#### BRIEF
Nothing but a number is wanted here: the count of lines in the data holding the word "甲级比武血队".
BEGIN PROVIDED RECORDS
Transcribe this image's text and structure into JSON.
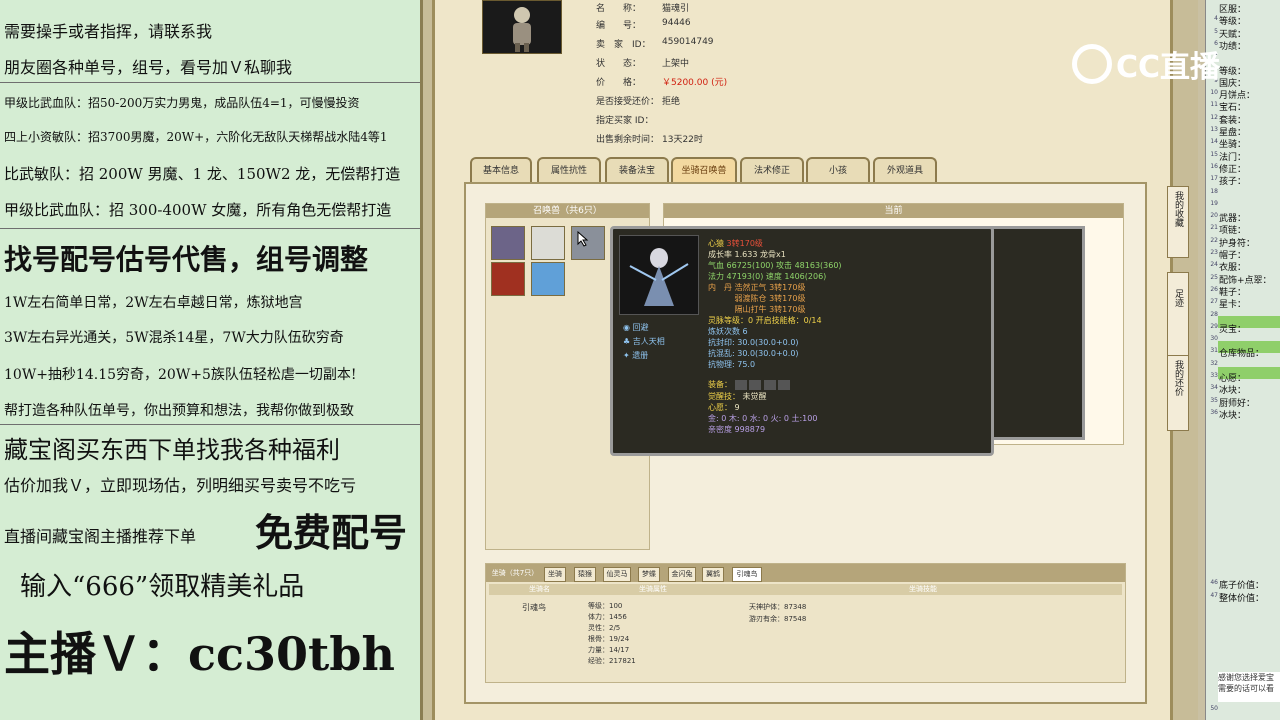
{
  "left_panel": {
    "lines": [
      "需要操手或者指挥，请联系我",
      "朋友圈各种单号，组号，看号加Ｖ私聊我",
      "甲级比武血队：招50-200万实力男鬼，成品队伍4=1，可慢慢投资",
      "四上小资敏队：招3700男魔，20W+，六阶化无敌队天梯帮战水陆4等1",
      "比武敏队：招 200W 男魔、1 龙、150W2 龙，无偿帮打造",
      "甲级比武血队：招 300-400W 女魔，所有角色无偿帮打造",
      "找号配号估号代售，组号调整",
      "1W左右简单日常，2W左右卓越日常，炼狱地宫",
      "3W左右异光通关，5W混杀14星，7W大力队伍砍穷奇",
      "10W+抽秒14.15穷奇，20W+5族队伍轻松虐一切副本!",
      "帮打造各种队伍单号，你出预算和想法，我帮你做到极致",
      "藏宝阁买东西下单找我各种福利",
      "估价加我Ｖ，立即现场估，列明细买号卖号不吃亏",
      "直播间藏宝阁主播推荐下单",
      "免费配号",
      "输入“666”领取精美礼品",
      "主播Ｖ：cc30tbh"
    ]
  },
  "item_info": {
    "rows": [
      {
        "label": "名　　称：",
        "value": "猫魂引"
      },
      {
        "label": "编　　号：",
        "value": "94446"
      },
      {
        "label": "卖　家　ID：",
        "value": "459014749"
      },
      {
        "label": "状　　态：",
        "value": "上架中"
      },
      {
        "label": "价　　格：",
        "value": "￥5200.00 (元)"
      },
      {
        "label": "是否接受还价：",
        "value": "拒绝"
      },
      {
        "label": "指定买家 ID：",
        "value": ""
      },
      {
        "label": "出售剩余时间：",
        "value": "13天22时"
      }
    ]
  },
  "tabs": [
    "基本信息",
    "属性抗性",
    "装备法宝",
    "坐骑召唤兽",
    "法术修正",
    "小孩",
    "外观道具"
  ],
  "active_tab": "坐骑召唤兽",
  "pets_panel": {
    "header": "召唤兽（共6只）"
  },
  "detail_panel": {
    "header": "当前"
  },
  "popup": {
    "name_label": "心猿",
    "name_value": "3转170级",
    "lines": [
      {
        "text": "成长率 1.633  龙骨x1",
        "cls": ""
      },
      {
        "text": "气血 66725(100) 攻击 48163(360)",
        "cls": "grn"
      },
      {
        "text": "法力 47193(0) 速度 1406(206)",
        "cls": "grn"
      },
      {
        "text": "内　丹 浩然正气 3转170级",
        "cls": "org"
      },
      {
        "text": "　　　 弱渡陈仓 3转170级",
        "cls": "org"
      },
      {
        "text": "　　　 隔山打牛 3转170级",
        "cls": "org"
      },
      {
        "text": "灵脉等级：0 开启技能格：0/14",
        "cls": "yel"
      },
      {
        "text": "炼妖次数 6",
        "cls": "blu"
      },
      {
        "text": "抗封印: 30.0(30.0+0.0)",
        "cls": "blu"
      },
      {
        "text": "抗混乱: 30.0(30.0+0.0)",
        "cls": "blu"
      },
      {
        "text": "抗物理: 75.0",
        "cls": "blu"
      }
    ],
    "equip_label": "装备：",
    "awaken_label": "觉醒技：",
    "awaken_value": "未觉醒",
    "heart_label": "心愿：",
    "heart_value": "9",
    "elements": "金: 0 木: 0 水: 0 火: 0 土:100",
    "intimacy": "亲密度 998879",
    "skills": [
      "回避",
      "吉人天相",
      "遗册"
    ]
  },
  "mounts": {
    "header": "坐骑（共7只）",
    "tabs": [
      "坐骑",
      "猿猴",
      "仙灵马",
      "梦蝶",
      "金闪兔",
      "翼鹤",
      "引魂鸟"
    ],
    "col_headers": [
      "坐骑名",
      "坐骑属性",
      "坐骑技能"
    ],
    "name": "引魂鸟",
    "stats": [
      "等级：100",
      "体力：1456",
      "灵性：2/5",
      "根骨：19/24",
      "力量：14/17",
      "经验：217821"
    ],
    "skills": [
      "天神护体：87348",
      "游刃有余：87548"
    ]
  },
  "side_buttons": [
    "我的收藏",
    "足迹",
    "我的还价"
  ],
  "right_panel": {
    "labels": [
      {
        "num": "",
        "text": "区服："
      },
      {
        "num": "4",
        "text": "等级："
      },
      {
        "num": "5",
        "text": "天赋："
      },
      {
        "num": "6",
        "text": "功绩："
      },
      {
        "num": "7",
        "text": ""
      },
      {
        "num": "8",
        "text": "等级："
      },
      {
        "num": "9",
        "text": "国庆："
      },
      {
        "num": "10",
        "text": "月饼点："
      },
      {
        "num": "11",
        "text": "宝石："
      },
      {
        "num": "12",
        "text": "套装："
      },
      {
        "num": "13",
        "text": "星盘："
      },
      {
        "num": "14",
        "text": "坐骑："
      },
      {
        "num": "15",
        "text": "法门："
      },
      {
        "num": "16",
        "text": "修正："
      },
      {
        "num": "17",
        "text": "孩子："
      },
      {
        "num": "18",
        "text": ""
      },
      {
        "num": "19",
        "text": ""
      },
      {
        "num": "20",
        "text": "武器："
      },
      {
        "num": "21",
        "text": "项链："
      },
      {
        "num": "22",
        "text": "护身符："
      },
      {
        "num": "23",
        "text": "帽子："
      },
      {
        "num": "24",
        "text": "衣服："
      },
      {
        "num": "25",
        "text": "配饰+点翠："
      },
      {
        "num": "26",
        "text": "鞋子："
      },
      {
        "num": "27",
        "text": "星卡："
      },
      {
        "num": "28",
        "text": ""
      },
      {
        "num": "29",
        "text": "灵宝："
      },
      {
        "num": "30",
        "text": ""
      },
      {
        "num": "31",
        "text": "仓库物品："
      },
      {
        "num": "32",
        "text": ""
      },
      {
        "num": "33",
        "text": "心愿："
      },
      {
        "num": "34",
        "text": "冰块："
      },
      {
        "num": "35",
        "text": "厨师好："
      },
      {
        "num": "36",
        "text": "冰块："
      }
    ],
    "bottom_labels": [
      {
        "num": "46",
        "text": "底子价值："
      },
      {
        "num": "47",
        "text": "整体价值："
      }
    ],
    "footer_lines": [
      "感谢您选择爱宝",
      "需要的话可以看"
    ],
    "footer_num": "50"
  },
  "logo": {
    "text": "CC直播"
  }
}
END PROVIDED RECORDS
#### RESULT
2